You know, one of the last things that I need is extra time to "think", 'cause that's just what I'm going to do, and then some. Given the opportunity, my mind goes into overdrive imagining all sorts of stuff, mostly what I could or should be doing rather than just dreaming about it. During my recent hiatus, I'd remodeled my entire house in just the first couple days alone-the remainder of that two-week period wreaked some serious havoc on my brain (that's far from normal operating capacity as it is, which you've probably noticed by now)
On the other hand, time to think is good for the mind and the soul, just as long as it's done in moderation. In between my impromptu scratch-drafting sessions, making pencil blueprints of a garage addition and kitchen/bath remodel, I managed to find some time to reflect on the subject matter of CLASSIC TRUCKS-to be more precise, the hobby in which it's been devoted to now for the last couple decades. It occurred to me, after what, five years as editor, that old truck folk are very comfortable and set in their ways.
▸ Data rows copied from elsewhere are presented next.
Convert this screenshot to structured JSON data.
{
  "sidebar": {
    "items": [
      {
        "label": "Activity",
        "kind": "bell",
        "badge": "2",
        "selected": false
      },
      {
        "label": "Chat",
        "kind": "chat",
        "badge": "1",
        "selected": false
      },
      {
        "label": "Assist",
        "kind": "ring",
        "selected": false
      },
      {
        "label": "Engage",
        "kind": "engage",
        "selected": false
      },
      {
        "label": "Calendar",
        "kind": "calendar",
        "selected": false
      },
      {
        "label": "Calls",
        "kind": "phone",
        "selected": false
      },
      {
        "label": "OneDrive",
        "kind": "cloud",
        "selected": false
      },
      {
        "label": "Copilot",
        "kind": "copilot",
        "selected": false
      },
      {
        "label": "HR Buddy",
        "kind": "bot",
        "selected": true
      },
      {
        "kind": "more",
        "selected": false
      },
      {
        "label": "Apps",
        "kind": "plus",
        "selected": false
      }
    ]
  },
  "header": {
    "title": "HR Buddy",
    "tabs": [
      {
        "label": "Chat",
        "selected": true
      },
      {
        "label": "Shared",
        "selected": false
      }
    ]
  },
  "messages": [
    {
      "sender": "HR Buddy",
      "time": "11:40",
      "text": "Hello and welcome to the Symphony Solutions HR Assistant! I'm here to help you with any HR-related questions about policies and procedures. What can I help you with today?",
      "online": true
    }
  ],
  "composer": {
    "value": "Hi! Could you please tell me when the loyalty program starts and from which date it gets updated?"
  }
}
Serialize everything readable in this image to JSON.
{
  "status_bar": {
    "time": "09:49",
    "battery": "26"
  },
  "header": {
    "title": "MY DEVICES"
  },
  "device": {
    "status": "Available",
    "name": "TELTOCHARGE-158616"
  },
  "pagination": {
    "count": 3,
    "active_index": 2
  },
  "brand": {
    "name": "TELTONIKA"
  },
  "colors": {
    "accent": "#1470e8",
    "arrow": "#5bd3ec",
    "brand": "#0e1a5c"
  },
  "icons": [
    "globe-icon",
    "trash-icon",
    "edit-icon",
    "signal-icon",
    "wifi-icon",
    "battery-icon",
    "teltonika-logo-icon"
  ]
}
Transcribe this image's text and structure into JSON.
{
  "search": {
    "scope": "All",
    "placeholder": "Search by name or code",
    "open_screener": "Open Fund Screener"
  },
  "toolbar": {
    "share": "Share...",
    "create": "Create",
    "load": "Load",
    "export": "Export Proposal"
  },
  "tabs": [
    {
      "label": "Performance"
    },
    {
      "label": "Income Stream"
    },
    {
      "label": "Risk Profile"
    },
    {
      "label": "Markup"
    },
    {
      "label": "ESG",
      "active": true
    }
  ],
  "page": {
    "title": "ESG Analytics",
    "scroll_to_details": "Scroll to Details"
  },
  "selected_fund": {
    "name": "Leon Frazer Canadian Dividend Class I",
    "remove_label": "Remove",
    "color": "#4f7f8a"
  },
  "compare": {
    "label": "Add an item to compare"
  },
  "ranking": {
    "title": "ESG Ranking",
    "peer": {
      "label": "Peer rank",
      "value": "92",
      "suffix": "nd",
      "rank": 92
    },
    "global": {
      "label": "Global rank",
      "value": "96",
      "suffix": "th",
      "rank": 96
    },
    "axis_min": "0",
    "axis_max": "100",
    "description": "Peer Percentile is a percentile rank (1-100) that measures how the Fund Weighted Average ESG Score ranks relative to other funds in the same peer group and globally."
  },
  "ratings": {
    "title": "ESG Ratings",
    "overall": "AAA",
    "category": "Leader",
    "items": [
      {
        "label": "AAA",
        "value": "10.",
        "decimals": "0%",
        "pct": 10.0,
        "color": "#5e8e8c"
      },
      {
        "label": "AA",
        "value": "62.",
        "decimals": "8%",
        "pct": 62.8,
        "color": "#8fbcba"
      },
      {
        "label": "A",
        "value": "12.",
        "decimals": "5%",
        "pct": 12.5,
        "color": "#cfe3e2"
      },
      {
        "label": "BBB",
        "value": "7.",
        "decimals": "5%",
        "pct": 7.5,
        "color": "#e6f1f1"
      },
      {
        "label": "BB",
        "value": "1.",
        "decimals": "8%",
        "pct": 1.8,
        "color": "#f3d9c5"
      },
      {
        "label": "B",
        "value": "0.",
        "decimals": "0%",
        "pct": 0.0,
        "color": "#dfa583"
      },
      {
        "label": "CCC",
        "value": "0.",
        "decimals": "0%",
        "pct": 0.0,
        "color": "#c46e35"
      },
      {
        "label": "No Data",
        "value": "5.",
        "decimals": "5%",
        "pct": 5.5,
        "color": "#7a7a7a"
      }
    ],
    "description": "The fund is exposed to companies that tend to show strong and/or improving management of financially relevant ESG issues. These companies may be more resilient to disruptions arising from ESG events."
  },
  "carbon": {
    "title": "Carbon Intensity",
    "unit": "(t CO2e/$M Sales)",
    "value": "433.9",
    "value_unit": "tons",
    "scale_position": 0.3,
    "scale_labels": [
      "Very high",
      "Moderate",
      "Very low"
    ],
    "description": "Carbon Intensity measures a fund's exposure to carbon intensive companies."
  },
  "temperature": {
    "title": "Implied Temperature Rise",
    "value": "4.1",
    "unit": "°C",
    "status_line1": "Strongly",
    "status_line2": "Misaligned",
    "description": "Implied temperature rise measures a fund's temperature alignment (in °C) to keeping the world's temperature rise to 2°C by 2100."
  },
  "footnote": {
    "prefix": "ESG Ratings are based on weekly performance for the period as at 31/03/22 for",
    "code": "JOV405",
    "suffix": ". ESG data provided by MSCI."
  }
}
Sure, there's been a good amount of crossover from the late-model/sport truck crowd, but for the most part, this is a very slow-progressing group of enthusiasts. Now, before you go jumping to conclusions and accuse me of bad mouthing anyone (which I'm not), let me continue.
When it comes to a lot of things in life, I don't like progress all that much. To me, I'd rather devolve and go back in time rather than advance into the future-I like things simple and basic. In contrast to fast-paced street/hot rodders, I've found the average classic truck person to fit that same mold when it comes to their pickups, especially the manner in which they use them. To some extent, it's almost like there's a very fine line between "restoration" and "modification", though without the latter, I believe it would be difficult for the former to exist solely on its own. From my somewhat younger vantage point, I can relate to pretty much all levels of this diverse group, but I do see the distinct lines of separation between them. With the greenhorns of the hobby being a possible exception, I think this general relaxed attitude amongst us keeps everything in check.
Having a particular comfort level is one thing (and trust me, I like being comfortable), but the world around us has a particular agenda-are we prepared to evolve with it? Do we really need to? Eventually, there'll have to be some concessions made in certain areas if the hobby is to not only continue, but grow. While you or I may not like it, we may not have a choice. I can't speak for anyone else, but if and when it comes down to it, I just might have to turn that level of comfort down a notch or two, as I kind of keep doing what I do.